> WHAT THIS TASK INVOLVES:
Report every line in the listing that contains the string "icon".

> AVAILABLE RECORDS:
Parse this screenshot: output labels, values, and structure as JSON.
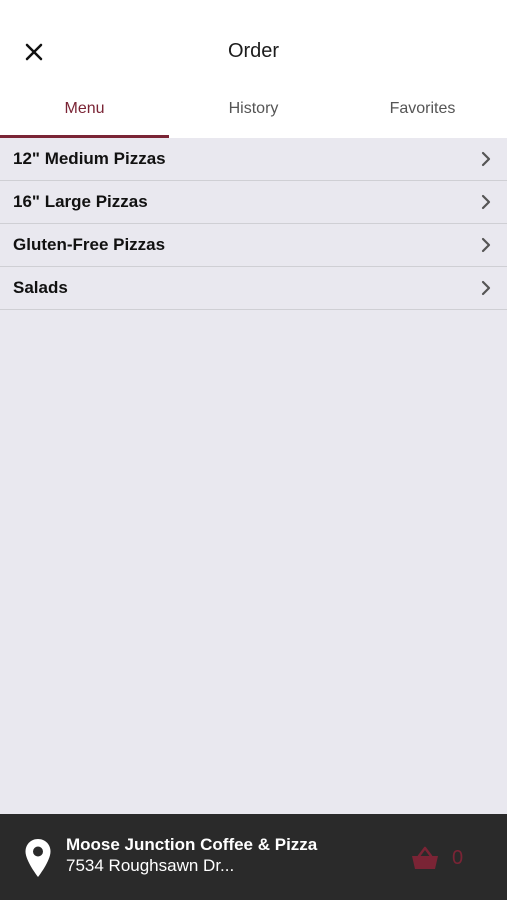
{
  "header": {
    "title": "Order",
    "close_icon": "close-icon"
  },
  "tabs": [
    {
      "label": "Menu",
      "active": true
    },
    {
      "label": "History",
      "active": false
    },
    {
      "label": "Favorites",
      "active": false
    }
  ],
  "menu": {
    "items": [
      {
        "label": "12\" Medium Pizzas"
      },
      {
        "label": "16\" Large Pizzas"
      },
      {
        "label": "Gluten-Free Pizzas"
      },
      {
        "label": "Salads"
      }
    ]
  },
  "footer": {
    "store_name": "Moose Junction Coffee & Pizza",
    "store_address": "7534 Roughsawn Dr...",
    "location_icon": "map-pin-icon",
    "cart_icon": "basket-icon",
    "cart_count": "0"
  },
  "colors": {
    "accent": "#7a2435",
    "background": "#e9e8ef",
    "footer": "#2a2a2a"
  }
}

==

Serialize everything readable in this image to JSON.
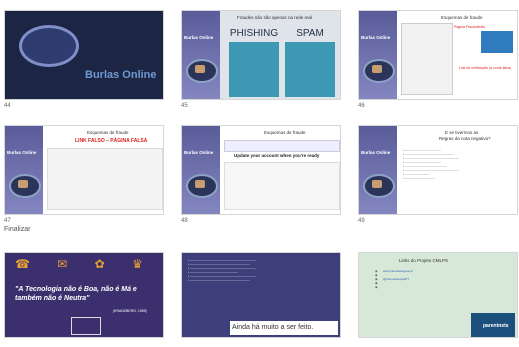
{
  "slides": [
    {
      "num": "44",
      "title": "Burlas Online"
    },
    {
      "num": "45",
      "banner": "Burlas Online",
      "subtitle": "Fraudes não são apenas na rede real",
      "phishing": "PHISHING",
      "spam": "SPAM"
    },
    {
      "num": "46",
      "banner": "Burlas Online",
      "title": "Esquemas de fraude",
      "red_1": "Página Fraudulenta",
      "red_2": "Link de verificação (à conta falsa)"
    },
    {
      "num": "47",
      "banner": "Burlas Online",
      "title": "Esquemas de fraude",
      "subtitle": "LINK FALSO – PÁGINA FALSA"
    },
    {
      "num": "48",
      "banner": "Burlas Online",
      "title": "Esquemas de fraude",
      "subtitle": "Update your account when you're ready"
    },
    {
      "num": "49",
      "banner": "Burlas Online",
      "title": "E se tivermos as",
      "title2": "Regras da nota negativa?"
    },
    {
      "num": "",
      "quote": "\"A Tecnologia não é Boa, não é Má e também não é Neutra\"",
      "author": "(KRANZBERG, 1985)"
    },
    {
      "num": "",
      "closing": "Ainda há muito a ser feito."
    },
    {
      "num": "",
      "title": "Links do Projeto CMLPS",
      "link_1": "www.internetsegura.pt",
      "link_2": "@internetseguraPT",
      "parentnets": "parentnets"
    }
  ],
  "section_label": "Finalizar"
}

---

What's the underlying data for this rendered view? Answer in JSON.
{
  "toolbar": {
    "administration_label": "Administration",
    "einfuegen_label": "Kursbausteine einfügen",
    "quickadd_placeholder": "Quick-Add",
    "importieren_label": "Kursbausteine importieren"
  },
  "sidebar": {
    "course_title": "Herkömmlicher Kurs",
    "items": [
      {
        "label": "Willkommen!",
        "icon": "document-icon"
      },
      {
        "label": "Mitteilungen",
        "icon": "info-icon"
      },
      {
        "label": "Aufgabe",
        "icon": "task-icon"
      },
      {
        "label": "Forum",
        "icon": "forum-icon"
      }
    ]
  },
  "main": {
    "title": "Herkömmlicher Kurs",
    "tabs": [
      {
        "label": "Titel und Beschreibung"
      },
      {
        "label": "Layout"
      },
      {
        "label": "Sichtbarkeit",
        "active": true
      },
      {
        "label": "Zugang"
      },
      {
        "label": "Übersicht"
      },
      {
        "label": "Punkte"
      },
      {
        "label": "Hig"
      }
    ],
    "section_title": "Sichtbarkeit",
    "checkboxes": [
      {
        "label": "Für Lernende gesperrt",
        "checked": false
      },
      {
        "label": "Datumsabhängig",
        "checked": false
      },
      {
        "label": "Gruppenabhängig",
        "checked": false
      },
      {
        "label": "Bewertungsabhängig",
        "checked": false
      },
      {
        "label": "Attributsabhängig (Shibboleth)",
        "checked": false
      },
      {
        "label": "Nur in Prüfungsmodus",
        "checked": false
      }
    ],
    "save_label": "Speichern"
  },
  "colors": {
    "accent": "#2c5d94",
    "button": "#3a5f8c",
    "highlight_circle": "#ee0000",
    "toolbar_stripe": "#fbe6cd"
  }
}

> ANSWER SPACE:
    "close_icon": "close-icon"
    "location_icon": "map-pin-icon",
    "cart_icon": "basket-icon",
        "icon": "document-icon"
        "icon": "info-icon"
        "icon": "task-icon"
        "icon": "forum-icon"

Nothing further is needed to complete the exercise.